WHAT THE EXERCISE ASKS: An exact, complete copy of the entries is what is needed.

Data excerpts
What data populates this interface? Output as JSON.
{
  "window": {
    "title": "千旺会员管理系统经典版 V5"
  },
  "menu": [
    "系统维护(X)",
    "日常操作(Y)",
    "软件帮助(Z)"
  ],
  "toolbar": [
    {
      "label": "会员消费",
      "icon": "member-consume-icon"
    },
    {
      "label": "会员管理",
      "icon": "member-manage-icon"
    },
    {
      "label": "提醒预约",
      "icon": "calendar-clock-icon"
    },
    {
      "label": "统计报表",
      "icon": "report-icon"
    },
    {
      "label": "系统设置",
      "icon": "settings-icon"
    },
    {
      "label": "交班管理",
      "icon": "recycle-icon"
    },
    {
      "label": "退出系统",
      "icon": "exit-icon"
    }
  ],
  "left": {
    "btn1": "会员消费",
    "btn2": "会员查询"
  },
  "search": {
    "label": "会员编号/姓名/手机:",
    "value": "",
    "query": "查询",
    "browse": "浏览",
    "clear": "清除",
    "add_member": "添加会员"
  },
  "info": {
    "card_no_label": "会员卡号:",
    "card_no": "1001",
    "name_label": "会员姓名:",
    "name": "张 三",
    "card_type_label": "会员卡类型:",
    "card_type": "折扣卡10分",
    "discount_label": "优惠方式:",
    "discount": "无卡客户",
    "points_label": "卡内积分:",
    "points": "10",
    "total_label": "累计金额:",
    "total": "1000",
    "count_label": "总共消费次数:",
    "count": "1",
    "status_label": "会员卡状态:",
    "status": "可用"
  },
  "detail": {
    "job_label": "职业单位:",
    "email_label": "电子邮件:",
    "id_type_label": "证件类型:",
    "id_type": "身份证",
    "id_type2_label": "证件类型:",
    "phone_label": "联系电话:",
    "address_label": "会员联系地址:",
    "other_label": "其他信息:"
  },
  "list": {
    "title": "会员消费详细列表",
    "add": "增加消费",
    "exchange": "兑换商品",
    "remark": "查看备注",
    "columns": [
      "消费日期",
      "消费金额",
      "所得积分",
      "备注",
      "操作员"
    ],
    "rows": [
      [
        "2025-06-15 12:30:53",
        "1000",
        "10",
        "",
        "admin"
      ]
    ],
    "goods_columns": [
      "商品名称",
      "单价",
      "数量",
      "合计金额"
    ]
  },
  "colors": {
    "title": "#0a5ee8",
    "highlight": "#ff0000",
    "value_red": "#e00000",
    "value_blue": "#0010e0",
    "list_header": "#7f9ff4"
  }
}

SOLUTION TO THIS EXERCISE:
What data populates this interface? Output as JSON.
{
  "window": {
    "title": "千旺会员管理系统经典版 V5"
  },
  "menu": [
    "系统维护(X)",
    "日常操作(Y)",
    "软件帮助(Z)"
  ],
  "toolbar": [
    {
      "label": "会员消费",
      "icon": "member-consume-icon"
    },
    {
      "label": "会员管理",
      "icon": "member-manage-icon"
    },
    {
      "label": "提醒预约",
      "icon": "calendar-clock-icon"
    },
    {
      "label": "统计报表",
      "icon": "report-icon"
    },
    {
      "label": "系统设置",
      "icon": "settings-icon"
    },
    {
      "label": "交班管理",
      "icon": "recycle-icon"
    },
    {
      "label": "退出系统",
      "icon": "exit-icon"
    }
  ],
  "left": {
    "btn1": "会员消费",
    "btn2": "会员查询"
  },
  "search": {
    "label": "会员编号/姓名/手机:",
    "value": "",
    "query": "查询",
    "browse": "浏览",
    "clear": "清除",
    "add_member": "添加会员"
  },
  "info": {
    "card_no_label": "会员卡号:",
    "card_no": "1001",
    "name_label": "会员姓名:",
    "name": "张 三",
    "card_type_label": "会员卡类型:",
    "card_type": "折扣卡10分",
    "discount_label": "优惠方式:",
    "discount": "无卡客户",
    "points_label": "卡内积分:",
    "points": "10",
    "total_label": "累计金额:",
    "total": "1000",
    "count_label": "总共消费次数:",
    "count": "1",
    "status_label": "会员卡状态:",
    "status": "可用"
  },
  "detail": {
    "job_label": "职业单位:",
    "email_label": "电子邮件:",
    "id_type_label": "证件类型:",
    "id_type": "身份证",
    "id_type2_label": "证件类型:",
    "phone_label": "联系电话:",
    "address_label": "会员联系地址:",
    "other_label": "其他信息:"
  },
  "list": {
    "title": "会员消费详细列表",
    "add": "增加消费",
    "exchange": "兑换商品",
    "remark": "查看备注",
    "columns": [
      "消费日期",
      "消费金额",
      "所得积分",
      "备注",
      "操作员"
    ],
    "rows": [
      [
        "2025-06-15 12:30:53",
        "1000",
        "10",
        "",
        "admin"
      ]
    ],
    "goods_columns": [
      "商品名称",
      "单价",
      "数量",
      "合计金额"
    ]
  },
  "colors": {
    "title": "#0a5ee8",
    "highlight": "#ff0000",
    "value_red": "#e00000",
    "value_blue": "#0010e0",
    "list_header": "#7f9ff4"
  }
}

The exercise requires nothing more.